The case for doing such an action is where there is a Master-Detail relationship and the detail relation is used only of there is a certain condition met in the master. If the condition is met then the detail is required, however if the user changes their mind then we need a way of removing any records that may have been created in the detail.

By adding the following method in the View Object Implementation class we can safely delete all records in the view object:

    public void removeAllRows(){
// rangeSize is -1
Row[] rows = getAllRowsInRange();
for (int r = 0; r < rows.length; r++)
if (rows[r] != null)


Saturday, March 24, 2007

How to reduce coding by extending Managed Beans

After coding many backing/managed beans it became clear to me that there were a few things that I seem to be doing over and over, these were:
  • Getting values from the binding layer
  • Setting values in the binding layer
  • Executing operation bindings
  • Using a combination of the above in a backing bean method

The logical thing to do was be to but my code for doing this into a class and extend this class for all of my managed beans. The class is called JSFBean and uses the binding "#{bindings}" to access the binding container. The three methods in the class (so far) are: execute, getValue and setValue.

The bean which I have called JSFBean includes these three methods and some basic error handling. When creating a backing bean simply add "extends JSFBean" to the class definition.
package com.delexian.ui.backing;

import javax.faces.application.FacesMessage;
import javax.faces.context.FacesContext;
import javax.faces.el.ValueBinding;
import oracle.adf.model.binding.DCBindingContainer;
import oracle.binding.OperationBinding;

public class JSFBean {

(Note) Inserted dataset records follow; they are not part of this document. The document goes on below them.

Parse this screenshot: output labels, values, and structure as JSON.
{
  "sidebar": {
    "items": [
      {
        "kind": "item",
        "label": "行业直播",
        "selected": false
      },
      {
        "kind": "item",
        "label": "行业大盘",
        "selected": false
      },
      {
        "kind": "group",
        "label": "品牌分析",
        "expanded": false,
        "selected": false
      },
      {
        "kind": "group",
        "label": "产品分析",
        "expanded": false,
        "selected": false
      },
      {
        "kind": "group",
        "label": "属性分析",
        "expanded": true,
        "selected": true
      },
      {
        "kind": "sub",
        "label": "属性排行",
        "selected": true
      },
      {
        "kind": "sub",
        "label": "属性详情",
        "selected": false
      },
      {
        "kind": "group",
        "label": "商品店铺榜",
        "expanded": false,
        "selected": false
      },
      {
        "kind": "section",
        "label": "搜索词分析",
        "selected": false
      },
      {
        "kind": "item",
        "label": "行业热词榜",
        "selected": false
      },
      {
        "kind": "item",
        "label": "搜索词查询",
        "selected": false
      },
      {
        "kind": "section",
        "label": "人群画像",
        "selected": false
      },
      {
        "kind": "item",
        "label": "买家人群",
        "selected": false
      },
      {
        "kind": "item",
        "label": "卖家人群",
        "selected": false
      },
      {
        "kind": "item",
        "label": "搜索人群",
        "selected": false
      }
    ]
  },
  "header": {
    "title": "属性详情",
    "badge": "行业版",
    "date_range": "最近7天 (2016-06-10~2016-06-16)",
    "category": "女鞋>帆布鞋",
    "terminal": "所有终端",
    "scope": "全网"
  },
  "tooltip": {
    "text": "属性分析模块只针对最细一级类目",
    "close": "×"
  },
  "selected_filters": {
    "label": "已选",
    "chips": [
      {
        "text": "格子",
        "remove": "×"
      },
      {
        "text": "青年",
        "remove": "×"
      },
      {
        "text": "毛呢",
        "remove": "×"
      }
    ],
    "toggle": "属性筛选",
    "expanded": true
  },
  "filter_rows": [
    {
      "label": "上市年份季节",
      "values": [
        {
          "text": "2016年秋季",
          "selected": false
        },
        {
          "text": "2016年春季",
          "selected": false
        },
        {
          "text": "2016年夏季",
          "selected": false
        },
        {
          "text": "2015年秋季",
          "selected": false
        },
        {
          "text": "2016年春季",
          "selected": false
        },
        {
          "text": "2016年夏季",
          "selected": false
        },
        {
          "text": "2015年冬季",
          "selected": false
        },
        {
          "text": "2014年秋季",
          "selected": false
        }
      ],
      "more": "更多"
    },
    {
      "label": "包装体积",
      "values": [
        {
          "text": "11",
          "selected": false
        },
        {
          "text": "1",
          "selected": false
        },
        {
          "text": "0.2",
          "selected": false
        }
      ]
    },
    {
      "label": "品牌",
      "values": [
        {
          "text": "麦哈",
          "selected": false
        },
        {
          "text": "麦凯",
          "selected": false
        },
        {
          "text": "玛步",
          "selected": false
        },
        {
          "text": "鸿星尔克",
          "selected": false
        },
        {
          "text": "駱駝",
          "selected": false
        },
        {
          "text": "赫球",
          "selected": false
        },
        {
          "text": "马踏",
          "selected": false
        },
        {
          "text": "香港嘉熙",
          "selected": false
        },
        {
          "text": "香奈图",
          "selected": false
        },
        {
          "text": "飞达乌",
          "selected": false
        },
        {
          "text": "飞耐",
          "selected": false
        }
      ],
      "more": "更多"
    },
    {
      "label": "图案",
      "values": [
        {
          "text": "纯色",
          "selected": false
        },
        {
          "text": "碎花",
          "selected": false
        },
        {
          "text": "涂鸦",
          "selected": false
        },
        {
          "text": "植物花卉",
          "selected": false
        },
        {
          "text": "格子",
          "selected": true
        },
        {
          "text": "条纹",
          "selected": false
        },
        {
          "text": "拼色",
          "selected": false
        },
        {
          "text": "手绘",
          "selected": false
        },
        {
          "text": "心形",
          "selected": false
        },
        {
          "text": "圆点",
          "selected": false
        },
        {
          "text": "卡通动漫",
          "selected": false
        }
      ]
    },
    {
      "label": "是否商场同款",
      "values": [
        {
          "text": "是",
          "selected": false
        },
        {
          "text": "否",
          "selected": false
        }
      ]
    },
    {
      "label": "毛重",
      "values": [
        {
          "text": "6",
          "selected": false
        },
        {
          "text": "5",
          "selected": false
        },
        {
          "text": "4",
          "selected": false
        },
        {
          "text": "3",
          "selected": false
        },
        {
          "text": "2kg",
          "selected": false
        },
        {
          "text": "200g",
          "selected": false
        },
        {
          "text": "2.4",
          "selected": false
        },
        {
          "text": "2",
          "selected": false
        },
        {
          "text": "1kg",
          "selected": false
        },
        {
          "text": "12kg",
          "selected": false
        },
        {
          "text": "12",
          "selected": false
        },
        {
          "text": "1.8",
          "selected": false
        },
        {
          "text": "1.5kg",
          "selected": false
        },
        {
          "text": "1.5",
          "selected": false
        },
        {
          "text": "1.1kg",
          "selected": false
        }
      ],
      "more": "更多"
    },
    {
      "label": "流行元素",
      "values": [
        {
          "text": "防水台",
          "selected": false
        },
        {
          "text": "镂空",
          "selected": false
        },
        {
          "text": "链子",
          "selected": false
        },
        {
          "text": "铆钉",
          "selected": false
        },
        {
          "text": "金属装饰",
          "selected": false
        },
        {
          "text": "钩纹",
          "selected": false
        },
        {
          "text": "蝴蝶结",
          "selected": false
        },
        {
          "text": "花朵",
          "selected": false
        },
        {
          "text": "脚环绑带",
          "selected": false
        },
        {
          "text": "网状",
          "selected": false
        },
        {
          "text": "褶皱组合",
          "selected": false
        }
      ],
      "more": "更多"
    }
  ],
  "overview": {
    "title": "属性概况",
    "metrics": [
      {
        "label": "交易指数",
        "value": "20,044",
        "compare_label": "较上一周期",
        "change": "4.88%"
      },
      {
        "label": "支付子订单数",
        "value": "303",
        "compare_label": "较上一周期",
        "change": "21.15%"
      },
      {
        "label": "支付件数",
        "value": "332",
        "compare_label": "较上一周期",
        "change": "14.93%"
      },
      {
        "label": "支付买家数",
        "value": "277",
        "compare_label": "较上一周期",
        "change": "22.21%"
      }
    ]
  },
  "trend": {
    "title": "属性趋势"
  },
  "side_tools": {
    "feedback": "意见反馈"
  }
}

public JSFBean() {

public DCBindingContainer getBindings() {
FacesContext fc = FacesContext.getCurrentInstance();
ValueBinding vb = fc.getApplication().createValueBinding("#{bindings}");
DCBindingContainer dc = (DCBindingContainer) vb.getValue(fc);

return dc;

public boolean execute(String operation){
DCBindingContainer bindings = getBindings();
OperationBinding operationBinding = bindings.getOperationBinding(operation);
if (operationBinding == null){
FacesContext fc = FacesContext.getCurrentInstance();
fc.addMessage("Invalid Operation", new FacesMessage(operation + " is not a valid operation for this page"));
return true;


return operationBinding.getErrors().isEmpty();

public Object getValue(String el){
FacesContext fc = FacesContext.getCurrentInstance();
ValueBinding expr = fc.getApplication().createValueBinding(el);
return expr.getValue(fc);

public void setValue(String el, Object value){
FacesContext fc = FacesContext.getCurrentInstance();
ValueBinding expr = fc.getApplication().createValueBinding(el);
expr.setValue(fc, value);



An example usage in a backing bean, extends JSFBean:
package com.delexian.ui.backing;

public class Employees extends JSFBean {
public Employees() {

public String calculate_action() {
return null;